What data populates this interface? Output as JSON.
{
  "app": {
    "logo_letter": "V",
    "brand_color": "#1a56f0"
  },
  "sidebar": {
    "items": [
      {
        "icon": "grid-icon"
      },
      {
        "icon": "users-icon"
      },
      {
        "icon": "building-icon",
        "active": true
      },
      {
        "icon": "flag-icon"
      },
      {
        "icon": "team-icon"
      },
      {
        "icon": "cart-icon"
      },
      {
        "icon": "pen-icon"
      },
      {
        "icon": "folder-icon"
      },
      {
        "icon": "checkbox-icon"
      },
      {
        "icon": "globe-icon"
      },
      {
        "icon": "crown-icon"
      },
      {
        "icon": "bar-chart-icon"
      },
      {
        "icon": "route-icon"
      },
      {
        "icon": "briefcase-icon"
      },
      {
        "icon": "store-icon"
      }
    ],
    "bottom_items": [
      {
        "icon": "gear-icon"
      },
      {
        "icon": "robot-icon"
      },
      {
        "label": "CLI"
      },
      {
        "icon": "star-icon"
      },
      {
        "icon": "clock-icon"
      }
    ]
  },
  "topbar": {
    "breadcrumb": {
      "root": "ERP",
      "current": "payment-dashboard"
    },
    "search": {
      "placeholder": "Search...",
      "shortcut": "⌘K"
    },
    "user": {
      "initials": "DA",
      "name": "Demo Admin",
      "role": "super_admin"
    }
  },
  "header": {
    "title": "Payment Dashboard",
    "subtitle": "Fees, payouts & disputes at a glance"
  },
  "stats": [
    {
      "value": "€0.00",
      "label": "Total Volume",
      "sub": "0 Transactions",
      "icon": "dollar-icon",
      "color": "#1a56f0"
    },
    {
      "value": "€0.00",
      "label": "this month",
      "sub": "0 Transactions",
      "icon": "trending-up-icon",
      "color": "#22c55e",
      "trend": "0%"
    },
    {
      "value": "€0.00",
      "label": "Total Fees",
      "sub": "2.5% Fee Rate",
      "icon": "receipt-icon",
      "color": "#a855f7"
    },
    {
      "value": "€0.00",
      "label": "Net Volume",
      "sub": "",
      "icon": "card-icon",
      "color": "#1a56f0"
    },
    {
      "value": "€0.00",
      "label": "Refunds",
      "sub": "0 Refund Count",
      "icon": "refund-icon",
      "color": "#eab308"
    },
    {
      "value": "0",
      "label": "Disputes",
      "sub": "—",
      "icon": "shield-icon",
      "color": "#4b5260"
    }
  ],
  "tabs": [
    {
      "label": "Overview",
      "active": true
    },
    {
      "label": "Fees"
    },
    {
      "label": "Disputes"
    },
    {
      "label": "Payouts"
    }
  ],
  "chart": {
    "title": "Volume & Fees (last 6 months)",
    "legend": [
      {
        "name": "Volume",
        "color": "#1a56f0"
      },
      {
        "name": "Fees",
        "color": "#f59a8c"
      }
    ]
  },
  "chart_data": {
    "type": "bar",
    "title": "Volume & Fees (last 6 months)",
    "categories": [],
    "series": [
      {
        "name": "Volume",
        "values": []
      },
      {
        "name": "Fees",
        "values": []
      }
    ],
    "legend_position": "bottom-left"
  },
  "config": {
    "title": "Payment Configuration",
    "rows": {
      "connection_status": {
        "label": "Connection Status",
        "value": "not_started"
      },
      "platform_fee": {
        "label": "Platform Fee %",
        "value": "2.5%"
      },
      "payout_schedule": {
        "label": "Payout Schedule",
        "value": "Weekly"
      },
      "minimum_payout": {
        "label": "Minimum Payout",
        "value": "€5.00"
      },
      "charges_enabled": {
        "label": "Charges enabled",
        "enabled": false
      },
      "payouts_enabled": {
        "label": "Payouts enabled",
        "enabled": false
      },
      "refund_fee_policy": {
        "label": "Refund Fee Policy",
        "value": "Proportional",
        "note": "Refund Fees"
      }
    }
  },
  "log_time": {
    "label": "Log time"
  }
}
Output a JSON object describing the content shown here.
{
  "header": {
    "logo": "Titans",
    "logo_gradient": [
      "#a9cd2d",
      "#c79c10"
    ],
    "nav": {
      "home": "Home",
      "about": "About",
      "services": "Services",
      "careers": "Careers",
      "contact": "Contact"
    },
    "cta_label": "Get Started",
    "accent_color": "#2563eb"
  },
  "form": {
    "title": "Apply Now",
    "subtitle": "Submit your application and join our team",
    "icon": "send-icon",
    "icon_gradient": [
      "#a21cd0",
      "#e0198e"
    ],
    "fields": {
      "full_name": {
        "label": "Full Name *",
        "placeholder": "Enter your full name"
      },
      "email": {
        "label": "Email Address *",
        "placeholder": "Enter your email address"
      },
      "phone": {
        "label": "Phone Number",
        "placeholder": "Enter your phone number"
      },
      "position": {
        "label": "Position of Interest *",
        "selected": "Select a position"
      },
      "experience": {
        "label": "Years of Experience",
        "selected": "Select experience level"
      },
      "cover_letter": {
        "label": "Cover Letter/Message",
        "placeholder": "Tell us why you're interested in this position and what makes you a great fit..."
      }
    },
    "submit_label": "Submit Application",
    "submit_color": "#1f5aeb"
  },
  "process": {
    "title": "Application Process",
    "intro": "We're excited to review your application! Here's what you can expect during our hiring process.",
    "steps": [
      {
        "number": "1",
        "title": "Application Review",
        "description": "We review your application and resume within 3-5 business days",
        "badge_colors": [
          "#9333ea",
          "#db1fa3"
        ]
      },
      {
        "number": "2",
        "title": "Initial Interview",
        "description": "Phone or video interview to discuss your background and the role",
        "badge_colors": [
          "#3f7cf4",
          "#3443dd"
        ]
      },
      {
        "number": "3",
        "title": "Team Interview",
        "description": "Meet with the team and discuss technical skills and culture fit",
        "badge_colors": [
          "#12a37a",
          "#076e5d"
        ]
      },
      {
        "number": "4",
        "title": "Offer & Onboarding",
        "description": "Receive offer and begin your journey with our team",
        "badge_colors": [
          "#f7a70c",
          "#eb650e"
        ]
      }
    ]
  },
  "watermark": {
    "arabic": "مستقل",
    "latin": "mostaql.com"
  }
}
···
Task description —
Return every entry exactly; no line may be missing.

Task answer —
What data populates this interface? Output as JSON.
{
  "app": {
    "logo_letter": "V",
    "brand_color": "#1a56f0"
  },
  "sidebar": {
    "items": [
      {
        "icon": "grid-icon"
      },
      {
        "icon": "users-icon"
      },
      {
        "icon": "building-icon",
        "active": true
      },
      {
        "icon": "flag-icon"
      },
      {
        "icon": "team-icon"
      },
      {
        "icon": "cart-icon"
      },
      {
        "icon": "pen-icon"
      },
      {
        "icon": "folder-icon"
      },
      {
        "icon": "checkbox-icon"
      },
      {
        "icon": "globe-icon"
      },
      {
        "icon": "crown-icon"
      },
      {
        "icon": "bar-chart-icon"
      },
      {
        "icon": "route-icon"
      },
      {
        "icon": "briefcase-icon"
      },
      {
        "icon": "store-icon"
      }
    ],
    "bottom_items": [
      {
        "icon": "gear-icon"
      },
      {
        "icon": "robot-icon"
      },
      {
        "label": "CLI"
      },
      {
        "icon": "star-icon"
      },
      {
        "icon": "clock-icon"
      }
    ]
  },
  "topbar": {
    "breadcrumb": {
      "root": "ERP",
      "current": "payment-dashboard"
    },
    "search": {
      "placeholder": "Search...",
      "shortcut": "⌘K"
    },
    "user": {
      "initials": "DA",
      "name": "Demo Admin",
      "role": "super_admin"
    }
  },
  "header": {
    "title": "Payment Dashboard",
    "subtitle": "Fees, payouts & disputes at a glance"
  },
  "stats": [
    {
      "value": "€0.00",
      "label": "Total Volume",
      "sub": "0 Transactions",
      "icon": "dollar-icon",
      "color": "#1a56f0"
    },
    {
      "value": "€0.00",
      "label": "this month",
      "sub": "0 Transactions",
      "icon": "trending-up-icon",
      "color": "#22c55e",
      "trend": "0%"
    },
    {
      "value": "€0.00",
      "label": "Total Fees",
      "sub": "2.5% Fee Rate",
      "icon": "receipt-icon",
      "color": "#a855f7"
    },
    {
      "value": "€0.00",
      "label": "Net Volume",
      "sub": "",
      "icon": "card-icon",
      "color": "#1a56f0"
    },
    {
      "value": "€0.00",
      "label": "Refunds",
      "sub": "0 Refund Count",
      "icon": "refund-icon",
      "color": "#eab308"
    },
    {
      "value": "0",
      "label": "Disputes",
      "sub": "—",
      "icon": "shield-icon",
      "color": "#4b5260"
    }
  ],
  "tabs": [
    {
      "label": "Overview",
      "active": true
    },
    {
      "label": "Fees"
    },
    {
      "label": "Disputes"
    },
    {
      "label": "Payouts"
    }
  ],
  "chart": {
    "title": "Volume & Fees (last 6 months)",
    "legend": [
      {
        "name": "Volume",
        "color": "#1a56f0"
      },
      {
        "name": "Fees",
        "color": "#f59a8c"
      }
    ]
  },
  "chart_data": {
    "type": "bar",
    "title": "Volume & Fees (last 6 months)",
    "categories": [],
    "series": [
      {
        "name": "Volume",
        "values": []
      },
      {
        "name": "Fees",
        "values": []
      }
    ],
    "legend_position": "bottom-left"
  },
  "config": {
    "title": "Payment Configuration",
    "rows": {
      "connection_status": {
        "label": "Connection Status",
        "value": "not_started"
      },
      "platform_fee": {
        "label": "Platform Fee %",
        "value": "2.5%"
      },
      "payout_schedule": {
        "label": "Payout Schedule",
        "value": "Weekly"
      },
      "minimum_payout": {
        "label": "Minimum Payout",
        "value": "€5.00"
      },
      "charges_enabled": {
        "label": "Charges enabled",
        "enabled": false
      },
      "payouts_enabled": {
        "label": "Payouts enabled",
        "enabled": false
      },
      "refund_fee_policy": {
        "label": "Refund Fee Policy",
        "value": "Proportional",
        "note": "Refund Fees"
      }
    }
  },
  "log_time": {
    "label": "Log time"
  }
}
Output a JSON object describing the content shown here.
{
  "header": {
    "logo": "Titans",
    "logo_gradient": [
      "#a9cd2d",
      "#c79c10"
    ],
    "nav": {
      "home": "Home",
      "about": "About",
      "services": "Services",
      "careers": "Careers",
      "contact": "Contact"
    },
    "cta_label": "Get Started",
    "accent_color": "#2563eb"
  },
  "form": {
    "title": "Apply Now",
    "subtitle": "Submit your application and join our team",
    "icon": "send-icon",
    "icon_gradient": [
      "#a21cd0",
      "#e0198e"
    ],
    "fields": {
      "full_name": {
        "label": "Full Name *",
        "placeholder": "Enter your full name"
      },
      "email": {
        "label": "Email Address *",
        "placeholder": "Enter your email address"
      },
      "phone": {
        "label": "Phone Number",
        "placeholder": "Enter your phone number"
      },
      "position": {
        "label": "Position of Interest *",
        "selected": "Select a position"
      },
      "experience": {
        "label": "Years of Experience",
        "selected": "Select experience level"
      },
      "cover_letter": {
        "label": "Cover Letter/Message",
        "placeholder": "Tell us why you're interested in this position and what makes you a great fit..."
      }
    },
    "submit_label": "Submit Application",
    "submit_color": "#1f5aeb"
  },
  "process": {
    "title": "Application Process",
    "intro": "We're excited to review your application! Here's what you can expect during our hiring process.",
    "steps": [
      {
        "number": "1",
        "title": "Application Review",
        "description": "We review your application and resume within 3-5 business days",
        "badge_colors": [
          "#9333ea",
          "#db1fa3"
        ]
      },
      {
        "number": "2",
        "title": "Initial Interview",
        "description": "Phone or video interview to discuss your background and the role",
        "badge_colors": [
          "#3f7cf4",
          "#3443dd"
        ]
      },
      {
        "number": "3",
        "title": "Team Interview",
        "description": "Meet with the team and discuss technical skills and culture fit",
        "badge_colors": [
          "#12a37a",
          "#076e5d"
        ]
      },
      {
        "number": "4",
        "title": "Offer & Onboarding",
        "description": "Receive offer and begin your journey with our team",
        "badge_colors": [
          "#f7a70c",
          "#eb650e"
        ]
      }
    ]
  },
  "watermark": {
    "arabic": "مستقل",
    "latin": "mostaql.com"
  }
}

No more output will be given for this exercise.